Lots of people hear a voice inside their heads guiding them along in times of trouble, advising them, contradicting them or cooling their anger. Twins have that too, but in their case the voice actually belongs to a real person.
Pogrebin found lots of twins to interview for her book, many of whom could be assigned a “type” -- The Twins who Obsess About Being Twins, The Estranged Twins, The Famous Football Playing Twins, The Twin who Lost His Brother on 9/11 and even The Twin Holocaust Survivors. To teach us -- and herself -- about what twinship can mean, she lets the twins tell their stories. With effusive, loving descriptions, Pogrebin makes their individuality shine through even as the twins describe how much they share.
She also digs up crazy facts to illustrate some generalizations she makes about twinship. (For instance, in the chapter on how hard it is to handle multiple infants, she drops this: the twin birth rate in the US has gone up 70% since 1980, a fact Pogrebin attributes mainly to women waiting longer to have kids because the chance of releasing two eggs at once goes way up between ages 35 and 40. See what I mean about shocking casualness? My 36-year-old, just-one-more-kid-wanting butt nearly slipped off my chair with that one.) Her bibliography backs up her claim that twins are among the most studied groups of humans.
I found Pogrebin’s candor about her own twinship to be often endearing. She offers kindly advice, from her sister and their parents, for expecting parents of twins. She is sensitive and quietly detailed in her exploration of twin mortality; some of the book’s best moments are when Pogrebin uses her own experience as a twin as a sextant to chart the delicate emotions around twin birth and death.
But, dear reader, you will miss much that is challenging about this book if you go into it like it’s What to Expect When You’re Curious About Or Maybe Having Some Twins. Pogrebin herself yearns, and her yearning invades the narrative.
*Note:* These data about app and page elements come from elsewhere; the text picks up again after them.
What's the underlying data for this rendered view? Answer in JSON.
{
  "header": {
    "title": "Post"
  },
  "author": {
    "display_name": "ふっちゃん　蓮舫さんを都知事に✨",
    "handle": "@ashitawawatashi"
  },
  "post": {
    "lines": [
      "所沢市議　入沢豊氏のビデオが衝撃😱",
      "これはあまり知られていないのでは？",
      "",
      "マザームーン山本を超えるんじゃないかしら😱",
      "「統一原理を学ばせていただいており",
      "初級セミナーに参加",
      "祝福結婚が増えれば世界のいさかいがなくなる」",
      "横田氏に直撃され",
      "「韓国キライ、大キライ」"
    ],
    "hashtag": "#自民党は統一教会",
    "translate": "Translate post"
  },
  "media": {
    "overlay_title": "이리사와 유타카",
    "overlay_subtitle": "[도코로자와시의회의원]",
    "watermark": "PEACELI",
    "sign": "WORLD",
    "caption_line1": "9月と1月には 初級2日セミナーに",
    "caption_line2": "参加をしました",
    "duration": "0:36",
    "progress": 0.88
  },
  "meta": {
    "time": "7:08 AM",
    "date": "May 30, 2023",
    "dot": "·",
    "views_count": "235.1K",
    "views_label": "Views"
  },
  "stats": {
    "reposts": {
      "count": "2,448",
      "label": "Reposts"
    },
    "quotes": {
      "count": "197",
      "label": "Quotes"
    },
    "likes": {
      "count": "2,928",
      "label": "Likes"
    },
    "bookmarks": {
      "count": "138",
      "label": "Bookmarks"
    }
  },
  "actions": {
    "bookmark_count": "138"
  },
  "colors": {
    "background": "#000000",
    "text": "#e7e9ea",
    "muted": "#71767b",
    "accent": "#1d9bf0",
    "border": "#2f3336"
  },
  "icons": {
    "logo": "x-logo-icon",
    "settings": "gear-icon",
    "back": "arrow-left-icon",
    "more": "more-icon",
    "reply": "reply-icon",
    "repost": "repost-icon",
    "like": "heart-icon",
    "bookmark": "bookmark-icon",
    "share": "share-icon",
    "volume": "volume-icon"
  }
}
For the first half of the book I almost couldn’t believe her editor let her get away with it. Abigail wants a closer relationship with her identical twin sister, Robin -- and she’s not above creating an intertextual narrative aimed squarely at Robin to make the case for why they should become closer.
At least I think that’s what she is doing. It’s not quite clear. Most of the book reads like a lightly academic nonfiction narrative. It is about something: experts are speaking, subjects are interviewed, conclusions are drawn. But then Abigail’s conversational voice breaks through. Her comments to the reader throughout the text seem at times compulsively inserted. Like this: “Robin told me in our interview that when we’re in social situations, she’ll defer to my talkativeness. (No wonder I lost my voice.)” I begin to wonder if I’ve grasped what this book is really about. Is the author simply being undisciplined, allowing the noise of her internal voice to enter and dilute the narrative haphazardly? Not quite: I think she uses these moments of self-disclosure to build the confidence she needs to state her case to her sister. Contrasting her twinship with the twins she studies allows her to catalogue the ways in which she wishes things could be better with Robin.
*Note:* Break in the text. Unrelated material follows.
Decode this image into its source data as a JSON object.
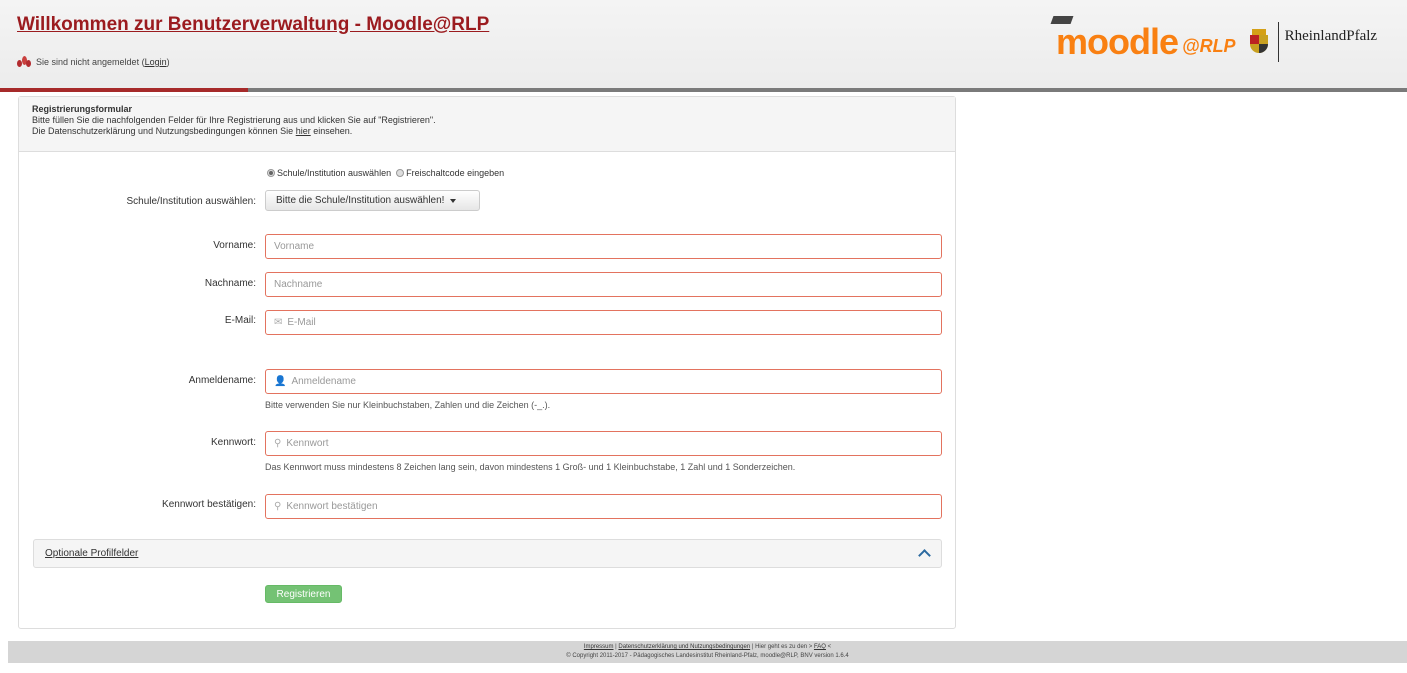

And that’s a shame. Abigail did some real work here, documenting the stories of twins with huge variances in lifestyle and upbringing. She could have built a more formal case for better psychological resources for adult twins, or explored one of her many interesting themes -- like how the fertility services industry normalizes the idea of multiple birth, often to the detriment of children and families -- in greater depth. Had her subjects known that their intimately shared stories would be used mainly in the service of restoring the interviewer’s own relationship with her sister, I wonder if they would have shared so freely.
Then again, perhaps they would have. Nearly all of Pogrebin’s interviewees riff on the sacred mystery of twinship. They might be just fine with trying to help one twin bring herself and her sister closer together. Which brings us back to the essential unknowableness of twinness, and this book does ultimately raise more questions than it answers. The fact that some of those questions are about the writer’s own motives just makes it a juicier read.
One and the Same: My Life as an Identical Twin and What I’ve Learned About Everyone’s Struggle to be Singular by Abigail Pogrebin